To be committed, enthusiastic and passionate.
Great communication skills and be organised
Empathy, caring and patience
Subject knowledge needed to teach primary
Prior to starting the course, you will have access to a reading list of both core and subject-specific books which you will access during your training year. As part of our interview process candidates are asked to complete a subject knowledge audit. This can be used by the trainee before starting the course, not only to develop subject knowledge in key areas of the primary curriculum, but also to build upon this knowledge throughout the training year.
Researching the National Curriculum for Key Stage 1 & 2 and Development Matters (non-statutory curriculum guidance for the early years’ foundation stage) can also be most helpful. We also ask our new trainees to sign up with subject specific organisations and leading educationalists to ensure they are kept fully informed of latest research and developments.

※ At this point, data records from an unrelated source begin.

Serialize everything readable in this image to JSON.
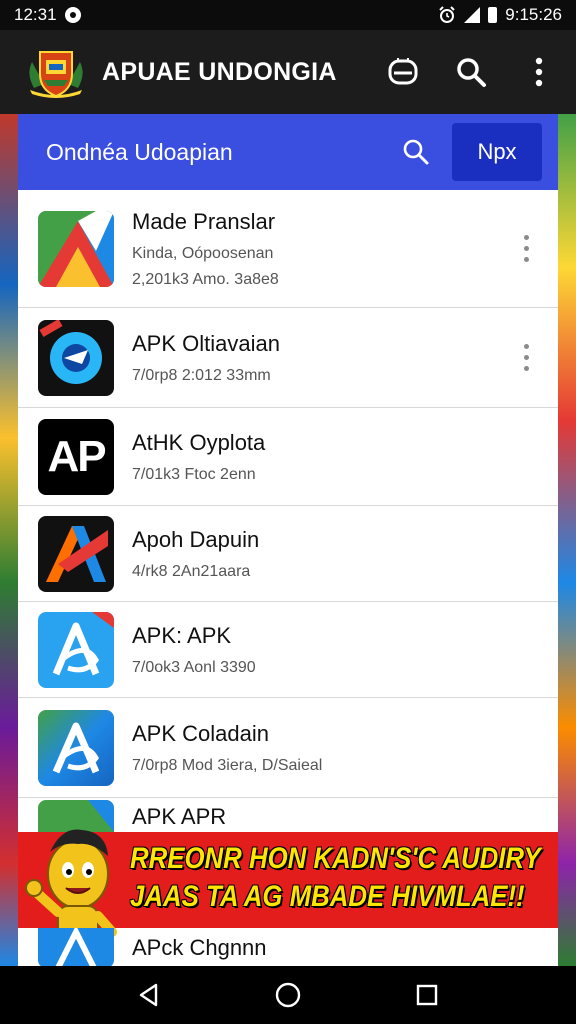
{
  "status_bar": {
    "time": "12:31",
    "right_time": "9:15:26"
  },
  "app_bar": {
    "title": "APUAE UNDONGIA"
  },
  "search_header": {
    "title": "Ondnéa Udoapian",
    "button_label": "Npx"
  },
  "items": [
    {
      "name": "Made Pranslar",
      "meta": "Kinda, Oópoosenan",
      "meta2": "2,201k3 Amo. 3a8e8"
    },
    {
      "name": "APK Oltiavaian",
      "meta": "7/0rp8 2:012 33mm"
    },
    {
      "name": "AtHK Oyplota",
      "meta": "7/01k3 Ftoc 2enn",
      "thumb_label": "AP"
    },
    {
      "name": "Apoh Dapuin",
      "meta": "4/rk8 2An21aara"
    },
    {
      "name": "APK: APK",
      "meta": "7/0ok3 Aonl 3390"
    },
    {
      "name": "APK Coladain",
      "meta": "7/0rp8 Mod 3iera, D/Saieal"
    }
  ],
  "partial_item": {
    "name": "APK APR"
  },
  "last_item": {
    "name": "APck Chgnnn"
  },
  "ad_banner": {
    "line1": "RREONR HON KADN'S'C AUDIRY",
    "line2": "JAAS TA AG MBADE HIVMLAE!!"
  },
  "colors": {
    "header_blue": "#3a4fe0",
    "button_blue": "#1a2fbf",
    "ad_red": "#e31c1c",
    "ad_yellow": "#ffe600"
  }
}
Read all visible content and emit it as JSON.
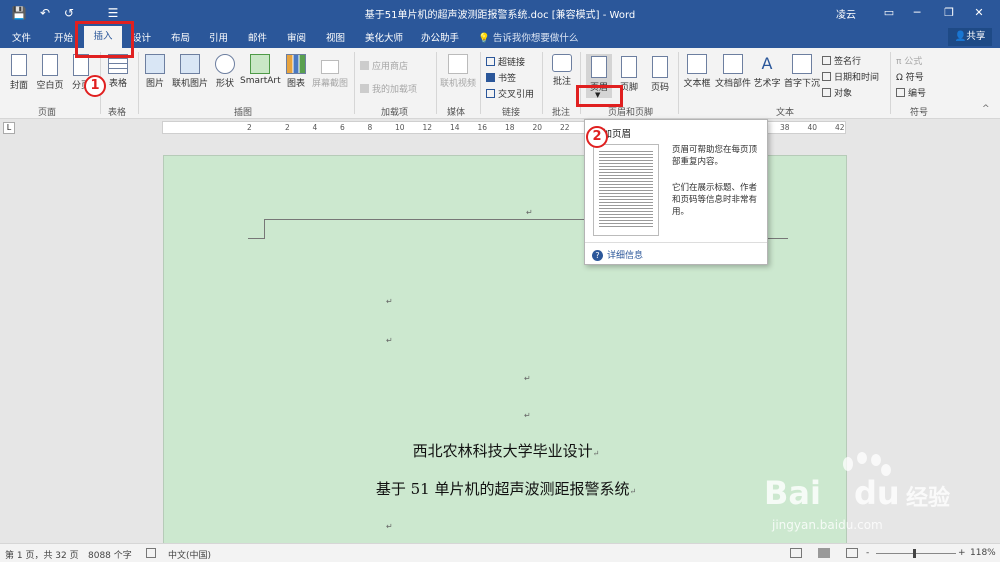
{
  "window": {
    "title": "基于51单片机的超声波测距报警系统.doc [兼容模式] - Word",
    "user": "凌云",
    "controls": {
      "restore": "▭",
      "minimize": "─",
      "maximize": "❐",
      "close": "✕"
    }
  },
  "quick_access": {
    "save": "💾",
    "undo": "↶",
    "redo": "↺",
    "list": "☰"
  },
  "tabs": [
    "文件",
    "开始",
    "插入",
    "设计",
    "布局",
    "引用",
    "邮件",
    "审阅",
    "视图",
    "美化大师",
    "办公助手"
  ],
  "active_tab": "插入",
  "tell_me": "告诉我你想要做什么",
  "share": "共享",
  "ribbon": {
    "groups": {
      "pages": "页面",
      "tables": "表格",
      "illustrations": "插图",
      "addins": "加载项",
      "media": "媒体",
      "links": "链接",
      "comments": "批注",
      "header_footer": "页眉和页脚",
      "text": "文本",
      "symbols": "符号"
    },
    "buttons": {
      "cover": "封面",
      "blank": "空白页",
      "page_break": "分页",
      "table": "表格",
      "picture": "图片",
      "online_picture": "联机图片",
      "shapes": "形状",
      "smartart": "SmartArt",
      "chart": "图表",
      "screenshot": "屏幕截图",
      "store": "应用商店",
      "my_addins": "我的加载项",
      "online_video": "联机视频",
      "hyperlink": "超链接",
      "bookmark": "书签",
      "cross_ref": "交叉引用",
      "comment": "批注",
      "header": "页眉",
      "footer": "页脚",
      "page_number": "页码",
      "textbox": "文本框",
      "quick_parts": "文档部件",
      "wordart": "艺术字",
      "dropcap": "首字下沉",
      "signature": "签名行",
      "datetime": "日期和时间",
      "object": "对象",
      "equation": "公式",
      "symbol": "符号",
      "number": "编号"
    }
  },
  "ruler": {
    "numbers": [
      "2",
      "2",
      "4",
      "6",
      "8",
      "10",
      "12",
      "14",
      "16",
      "18",
      "20",
      "22",
      "24",
      "26",
      "28",
      "30",
      "32",
      "34",
      "36",
      "38",
      "40",
      "42"
    ],
    "corner": "L"
  },
  "dropdown": {
    "title": "添加页眉",
    "desc1": "页眉可帮助您在每页顶部重复内容。",
    "desc2": "它们在展示标题、作者和页码等信息时非常有用。",
    "more_info": "详细信息"
  },
  "document": {
    "line1": "西北农林科技大学毕业设计",
    "line2": "基于 51 单片机的超声波测距报警系统",
    "para_mark": "↵"
  },
  "annotations": {
    "step1": "1",
    "step2": "2",
    "color": "#e02020"
  },
  "status": {
    "page": "第 1 页，共 32 页",
    "words": "8088 个字",
    "language": "中文(中国)",
    "zoom": "118%",
    "minus": "-",
    "plus": "+"
  },
  "watermark": {
    "brand": "Bai",
    "brand2": "du",
    "site": "jingyan.baidu.com",
    "label": "经验"
  },
  "colors": {
    "word_blue": "#2b579a",
    "page_green": "#cce8cf",
    "ribbon_bg": "#f3f3f3"
  }
}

Overview of our primary course
Sept: Core training and mini placements
Oct: Subject-specific training, core training and first teaching placement preparation
Nov-Dec: First teaching placement (6 weeks) and Newcastle University Teaching Conference (1 week)
Jan: Core training, subject-specific training and mini placements
Feb: Subject-specific training and second teaching placement preparation
Feb-May: Second teaching placement (11 weeks)
Jun: Personalised mini placement and QTS (qualified teacher status) interview
Ongoing, bespoke subject-specific SCITT Tutor support is provided throughout our programme. Our SEDD (Subject Enhancement and Delivery Days) programme enables trainees to work with outstanding primary subject leaders and teachers in all National Curriculum subjects.
Whilst on teaching placements trainees are supported by expert classroom practitioners and school subject leaders too. Our primary SCITT team have the privilege of supporting you personally every step of the way on your journey to becoming an effective, high-quality Early Career Teacher.
Brush up on your subject knowledge
You may be eligible for a subject knowledge enhancement (SKE) programme before you start your teacher training year. The programmes are available to enhance or refresh subject knowledge. Find out more information here.